Blame it on Demi!
I shouldn’t have to tell any reasonably intelligent game designer how hard it
is to impress today’s desensitized legions of gamers. We can be a snide, condescending
group of people when it comes to concepts like “originality,” so developers usually
pull no punches with each new and/or improved game engine.
first-person shooter games are concerned, we’re often promised new and fanciful
things; enhanced Quaziplexic NPC A.I., incredible adamantium-driven motion capture,
even real-time shpidoinkle shading – at framerates equal to the speed of light!
Well, developer Piranha Games has decided to throw us a curve ball with their
new FPS, Die Hard: Nakatomi Plaza, by giving gamers exactly what they’ve
seen before a dozen times over – weak graphics, inaccurate targeting, and AI
distinctly devoid of the “I.” “It’s a plan soooo crazy it just might work!”
say the developers, repeating what the Turkey told them from the 151 proof
bottle of Bourbon lying empty in their office.
Using the latest version of the Lithtech engine (No
One Live Forever, Aliens vs. Predator
2), Die Hard: NP attempts to recreate the events from the 14-year
old Bruce Willis movie that we’ve all seen a quintillion times. Terrorists have
taken over a 40-story L.A. office building during a party that Mr. Nakatomi
is holding for his friends and co-workers. You, John McClane, New York Detective,
decide that being a cop from another state doesn’t mean you’re off-duty and
it’s one-liners and gun fights from then on.
Sounds like the making for a great game…but it isn’t. For one thing, those
snappy Bruce Willis one-liners aren’t delivered
by Bruce Willis. Alan Rickman’s creepy evil mastermind speeches
aren’t delivered by Alan Rickman. The failure to secure the real voice talent
takes away from the kitsch value.
Die Hard: NP does the Lithtech engine no justice. Textures are bright
and colorful with decent bits of detail, but the character models are very blocky
with low polygon counts and terrible animations. The environments are bare;
furnishings and room designs often repeat. It’s a wonder how No One Lives
Forever was made from the same engine. Die Hard has none of NOLF‘s
I will say the game is consistent in its ubiquity. Many of the events in the
movie are recreated, but the movie is less than two hours long. To make up for
this, there are a ton of added sequences to stretch the gameplay a little beyond
twelve hours. Too bad these additions are just pilfered objective ideas from
other games, like rescuing hostages, escorting other NPSs, disarming bombs,
Puzzles are few and mindless and your wire cutters will solve most of them. Also, make sure to frequently check your Objective window, because the game gives you no indication for mission updates.

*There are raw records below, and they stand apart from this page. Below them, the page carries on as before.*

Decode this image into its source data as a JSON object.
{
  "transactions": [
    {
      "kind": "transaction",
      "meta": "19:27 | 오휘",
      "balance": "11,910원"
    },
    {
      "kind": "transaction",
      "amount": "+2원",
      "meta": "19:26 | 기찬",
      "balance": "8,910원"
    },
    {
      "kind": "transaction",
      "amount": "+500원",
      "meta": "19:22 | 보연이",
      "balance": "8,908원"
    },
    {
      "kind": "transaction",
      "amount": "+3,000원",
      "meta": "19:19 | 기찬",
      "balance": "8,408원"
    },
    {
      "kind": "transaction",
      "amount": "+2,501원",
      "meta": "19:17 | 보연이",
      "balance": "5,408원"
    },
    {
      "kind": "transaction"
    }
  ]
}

Hard: NP‘s only stab at thinking out of the box is its ‘realistic’ movement.
You move like you’re already wounded – which you are – via this sluggish walk
with too much unnecessary camera movement (thankfully, camera wobble can be
turned off). If you run, you will quickly deplete your lung meter (stamina),
leaving you too tired to run any further. Jumping and climbing are now out of
the question until you rest.
You also have Health and Morale meters. Health is obvious, while the latter
is intended to represent how NPCs will react when they encounter you. I would
like to elaborate, but all enemies treat John with the same mild contempt and
lack of initiative. I have seen no deviation, even though the meter does move.
Occasionally, enemies will fire once they’ve spotted you and some will even
give chase or fire around a corner. But usually it’s just stationary enemies
in plain view receiving shots in the back, seemingly unaware. It’s funny for
five minutes, and then you realize only an editor/writer with thoughts on their
paycheck or free games would see this thing to the painful end.
Counterstrike veterans will find
themselves at home with the game’s artillery. Your main crime-stopper is the
MP5, but you will find a Steyr AUG, M60, Colt M4A1, flash & frag grenades, 9mm
pistol and other munitions along the way. The weapons handle fine, although
none of them are as accurate as I think they should be. Oddly (or maybe not
oddly; I’d have to watch the movie again), John is left-handed with no option
to change the weapon model to right-handed. This is frustrating for me, a right-handed
gamer who has always played FPS games with the gun on the right. So needless
to say, the bad AI, awkward character animation and inaccurate weapons make
the firefights far from exhilarating.
Die Hard: Nakatomi Plaza is simply a sub-par first-person shooter.
Their first mistake was using a 14-year old movie and not the voice talent that
made it popular. From there, it was all downhill. The poor use of a decent engine
coupled with bad AI and a total lack of multiplayer (!) leads to a game that
spites its namesake and dies easy on my wall of shame.